**Task to complete:** Each line of the listing below containing the word "true" should be returned.

--- Supplied data Enclosed Below ---

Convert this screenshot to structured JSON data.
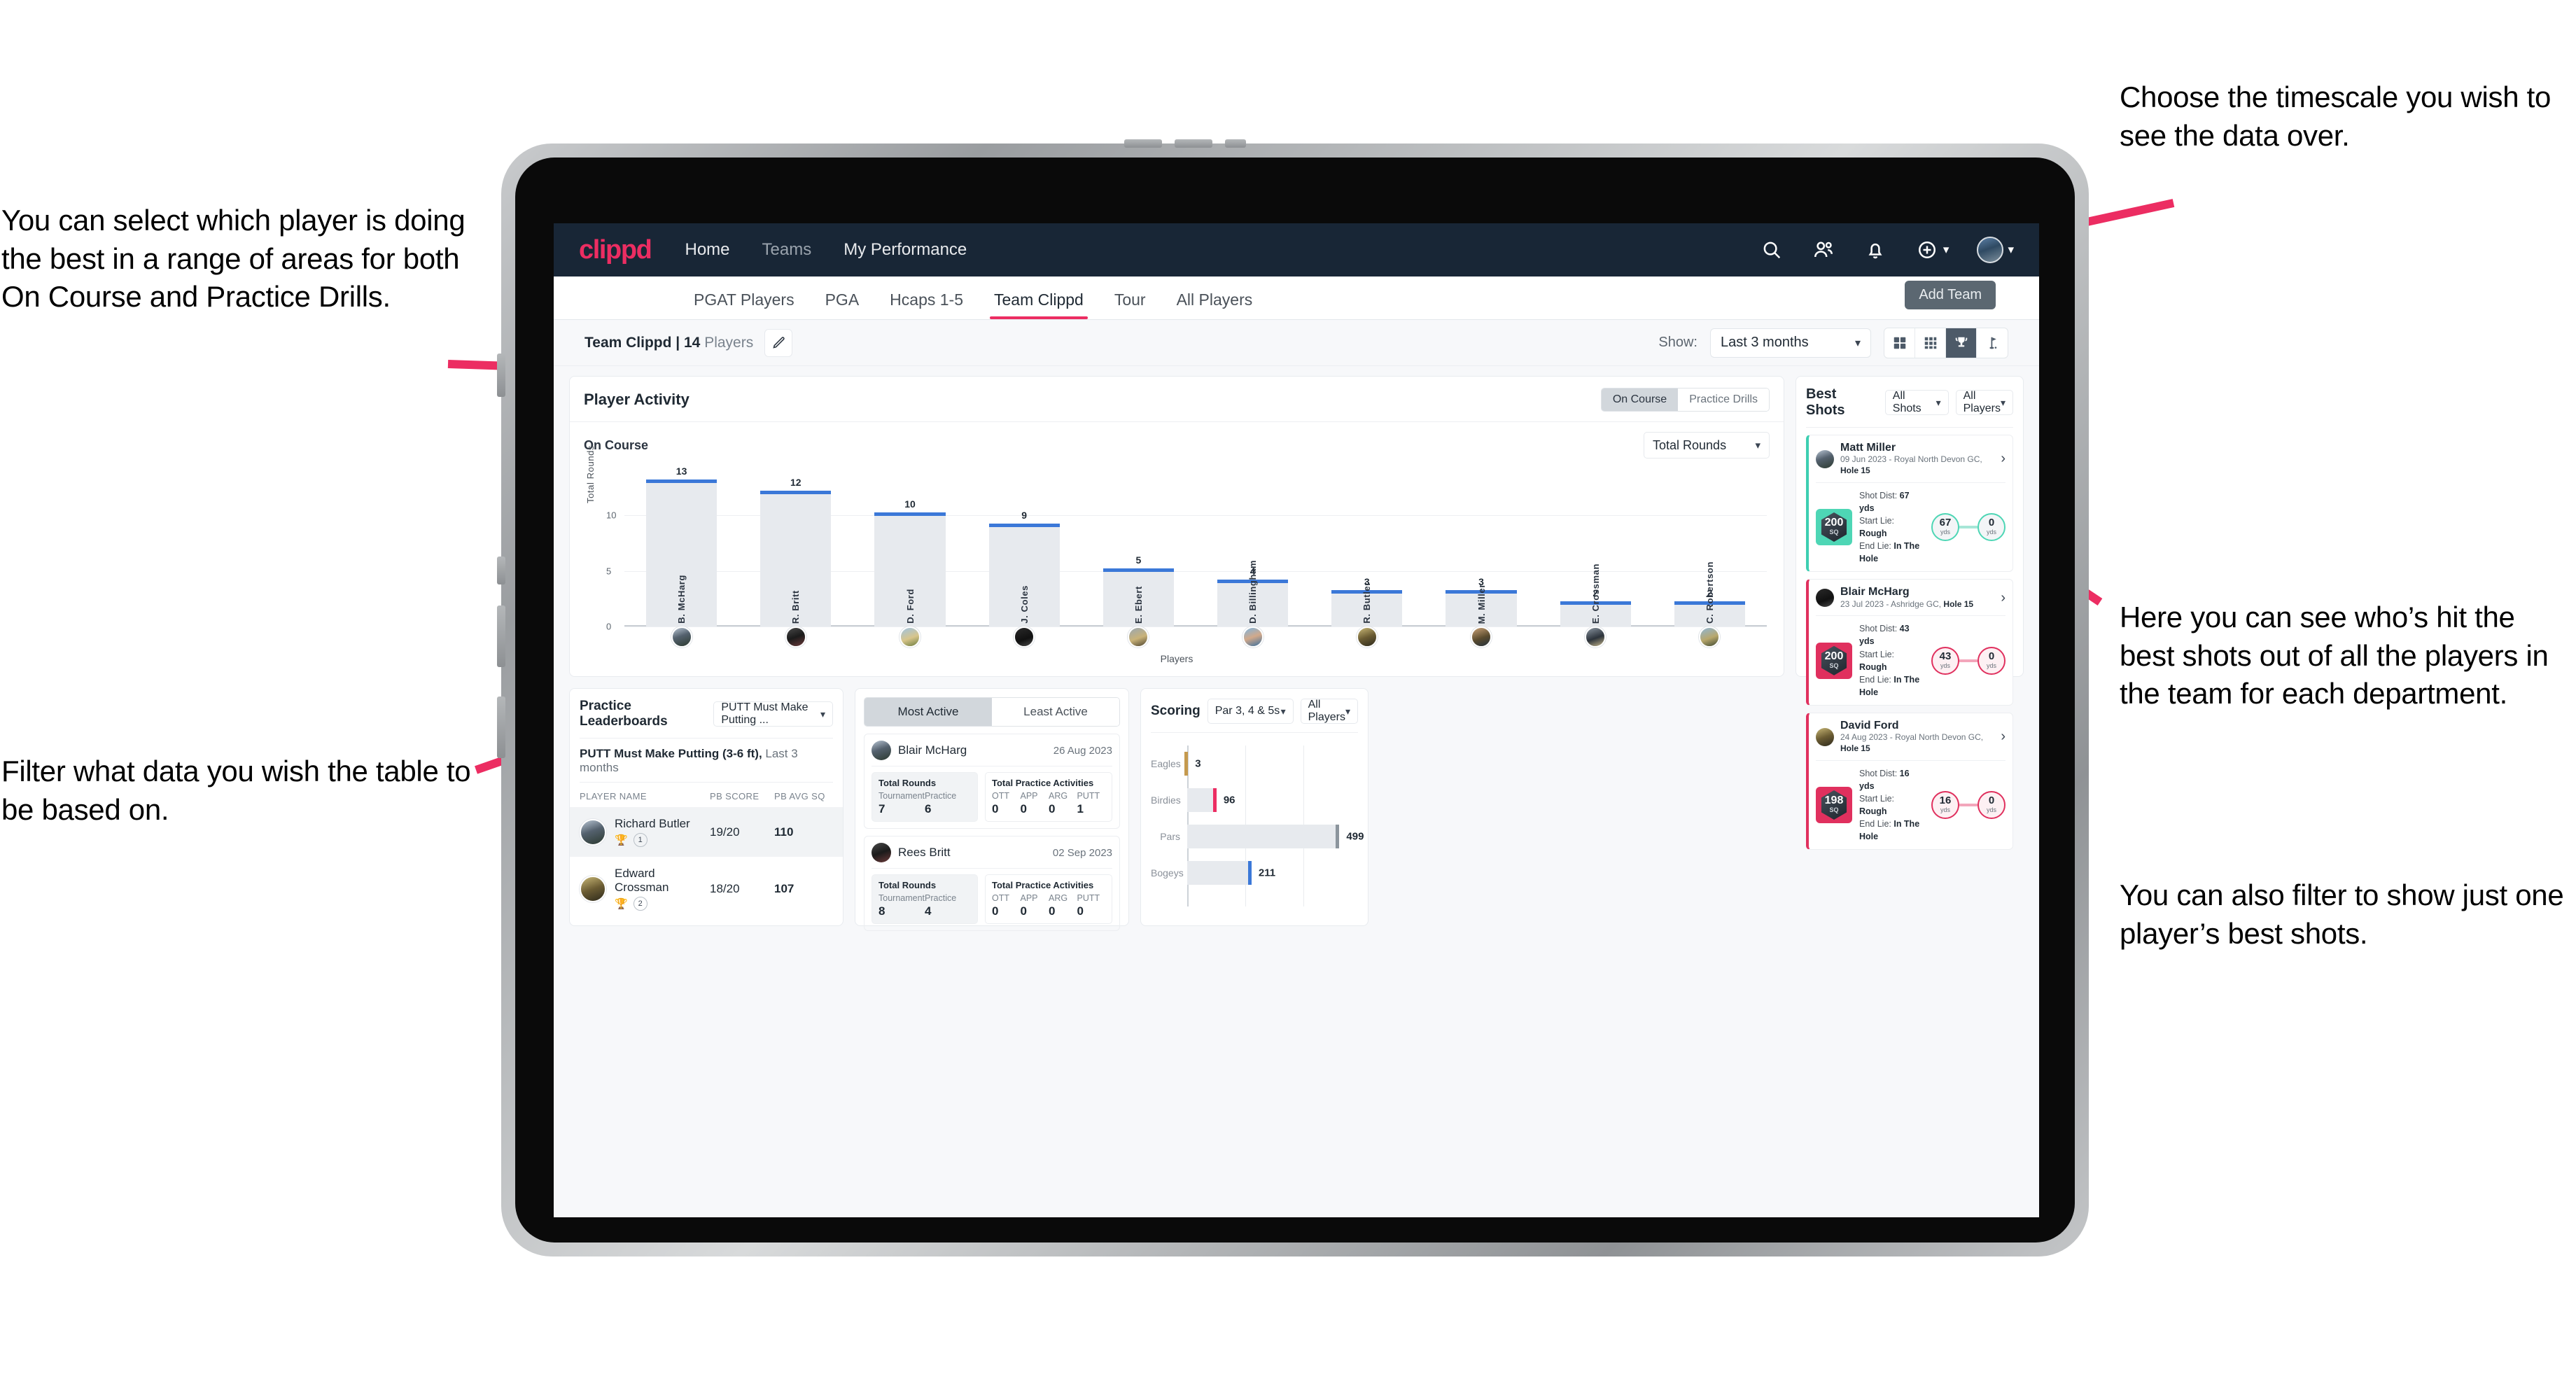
{
  "annotations": {
    "left_top": "You can select which player is doing the best in a range of areas for both On Course and Practice Drills.",
    "left_bottom": "Filter what data you wish the table to be based on.",
    "right_top": "Choose the timescale you wish to see the data over.",
    "right_mid": "Here you can see who’s hit the best shots out of all the players in the team for each department.",
    "right_bottom": "You can also filter to show just one player’s best shots."
  },
  "topnav": {
    "logo": "clippd",
    "links": [
      {
        "label": "Home"
      },
      {
        "label": "Teams"
      },
      {
        "label": "My Performance"
      }
    ],
    "icons": [
      "search-icon",
      "people-icon",
      "bell-icon",
      "plus-circle-icon",
      "avatar"
    ]
  },
  "tabs": [
    {
      "label": "PGAT Players",
      "active": false
    },
    {
      "label": "PGA",
      "active": false
    },
    {
      "label": "Hcaps 1-5",
      "active": false
    },
    {
      "label": "Team Clippd",
      "active": true
    },
    {
      "label": "Tour",
      "active": false
    },
    {
      "label": "All Players",
      "active": false
    }
  ],
  "tooltip": {
    "add_team": "Add Team"
  },
  "subheader": {
    "team_name": "Team Clippd",
    "separator": " | ",
    "player_count": "14",
    "players_word": " Players",
    "show_label": "Show:",
    "timescale_value": "Last 3 months",
    "view_icons": [
      "grid-2x2-icon",
      "grid-3x3-icon",
      "trophy-icon",
      "flag-icon"
    ],
    "active_view": "trophy-icon"
  },
  "player_activity": {
    "title": "Player Activity",
    "segments": [
      {
        "label": "On Course",
        "active": true
      },
      {
        "label": "Practice Drills",
        "active": false
      }
    ],
    "sub_label": "On Course",
    "metric_select": "Total Rounds"
  },
  "chart_data": {
    "type": "bar",
    "title": "Player Activity - On Course",
    "xlabel": "Players",
    "ylabel": "Total Rounds",
    "ylim": [
      0,
      14
    ],
    "yticks": [
      0,
      5,
      10
    ],
    "grid": true,
    "categories": [
      "B. McHarg",
      "R. Britt",
      "D. Ford",
      "J. Coles",
      "E. Ebert",
      "D. Billingham",
      "R. Butler",
      "M. Miller",
      "E. Crossman",
      "C. Robertson"
    ],
    "values": [
      13,
      12,
      10,
      9,
      5,
      4,
      3,
      3,
      2,
      2
    ],
    "bar_color": "#e7eaee",
    "cap_color": "#3b78d8"
  },
  "best_shots": {
    "title": "Best Shots",
    "shot_filter": "All Shots",
    "player_filter": "All Players",
    "cards": [
      {
        "name": "Matt Miller",
        "meta_prefix": "09 Jun 2023 - Royal North Devon GC, ",
        "meta_hole": "Hole 15",
        "badge_value": "200",
        "badge_unit": "SQ",
        "accent": "#3ecfb2",
        "shot_dist_label": "Shot Dist: ",
        "shot_dist": "67 yds",
        "start_lie_label": "Start Lie: ",
        "start_lie": "Rough",
        "end_lie_label": "End Lie: ",
        "end_lie": "In The Hole",
        "from_value": "67",
        "from_unit": "yds",
        "to_value": "0",
        "to_unit": "yds"
      },
      {
        "name": "Blair McHarg",
        "meta_prefix": "23 Jul 2023 - Ashridge GC, ",
        "meta_hole": "Hole 15",
        "badge_value": "200",
        "badge_unit": "SQ",
        "accent": "#e0305e",
        "shot_dist_label": "Shot Dist: ",
        "shot_dist": "43 yds",
        "start_lie_label": "Start Lie: ",
        "start_lie": "Rough",
        "end_lie_label": "End Lie: ",
        "end_lie": "In The Hole",
        "from_value": "43",
        "from_unit": "yds",
        "to_value": "0",
        "to_unit": "yds"
      },
      {
        "name": "David Ford",
        "meta_prefix": "24 Aug 2023 - Royal North Devon GC, ",
        "meta_hole": "Hole 15",
        "badge_value": "198",
        "badge_unit": "SQ",
        "accent": "#e0305e",
        "shot_dist_label": "Shot Dist: ",
        "shot_dist": "16 yds",
        "start_lie_label": "Start Lie: ",
        "start_lie": "Rough",
        "end_lie_label": "End Lie: ",
        "end_lie": "In The Hole",
        "from_value": "16",
        "from_unit": "yds",
        "to_value": "0",
        "to_unit": "yds"
      }
    ]
  },
  "practice_leaderboards": {
    "title": "Practice Leaderboards",
    "drill_select": "PUTT Must Make Putting ...",
    "subtitle_bold": "PUTT Must Make Putting (3-6 ft),",
    "subtitle_rest": " Last 3 months",
    "columns": [
      "PLAYER NAME",
      "PB SCORE",
      "PB AVG SQ"
    ],
    "rows": [
      {
        "name": "Richard Butler",
        "rank": "1",
        "trophy": "gold",
        "pb_score": "19/20",
        "pb_avg_sq": "110",
        "highlight": true
      },
      {
        "name": "Edward Crossman",
        "rank": "2",
        "trophy": "silver",
        "pb_score": "18/20",
        "pb_avg_sq": "107",
        "highlight": false
      }
    ]
  },
  "activity": {
    "tabs": [
      {
        "label": "Most Active",
        "active": true
      },
      {
        "label": "Least Active",
        "active": false
      }
    ],
    "cards": [
      {
        "name": "Blair McHarg",
        "date": "26 Aug 2023",
        "rounds_title": "Total Rounds",
        "rounds": [
          {
            "key": "Tournament",
            "value": "7"
          },
          {
            "key": "Practice",
            "value": "6"
          }
        ],
        "practice_title": "Total Practice Activities",
        "practice": [
          {
            "key": "OTT",
            "value": "0"
          },
          {
            "key": "APP",
            "value": "0"
          },
          {
            "key": "ARG",
            "value": "0"
          },
          {
            "key": "PUTT",
            "value": "1"
          }
        ]
      },
      {
        "name": "Rees Britt",
        "date": "02 Sep 2023",
        "rounds_title": "Total Rounds",
        "rounds": [
          {
            "key": "Tournament",
            "value": "8"
          },
          {
            "key": "Practice",
            "value": "4"
          }
        ],
        "practice_title": "Total Practice Activities",
        "practice": [
          {
            "key": "OTT",
            "value": "0"
          },
          {
            "key": "APP",
            "value": "0"
          },
          {
            "key": "ARG",
            "value": "0"
          },
          {
            "key": "PUTT",
            "value": "0"
          }
        ]
      }
    ]
  },
  "scoring": {
    "title": "Scoring",
    "par_filter": "Par 3, 4 & 5s",
    "player_filter": "All Players",
    "chart": {
      "type": "bar",
      "orientation": "horizontal",
      "categories": [
        "Eagles",
        "Birdies",
        "Pars",
        "Bogeys"
      ],
      "values": [
        3,
        96,
        499,
        211
      ],
      "colors": [
        "#c59a4e",
        "#ec2d62",
        "#8c959d",
        "#3b78d8"
      ],
      "xmax": 560,
      "grid": true
    }
  }
}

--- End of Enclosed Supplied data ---

**Expected answer:**
      "active": true
        "active": true
    "grid": true,
        "highlight": true
        "active": true
      "grid": true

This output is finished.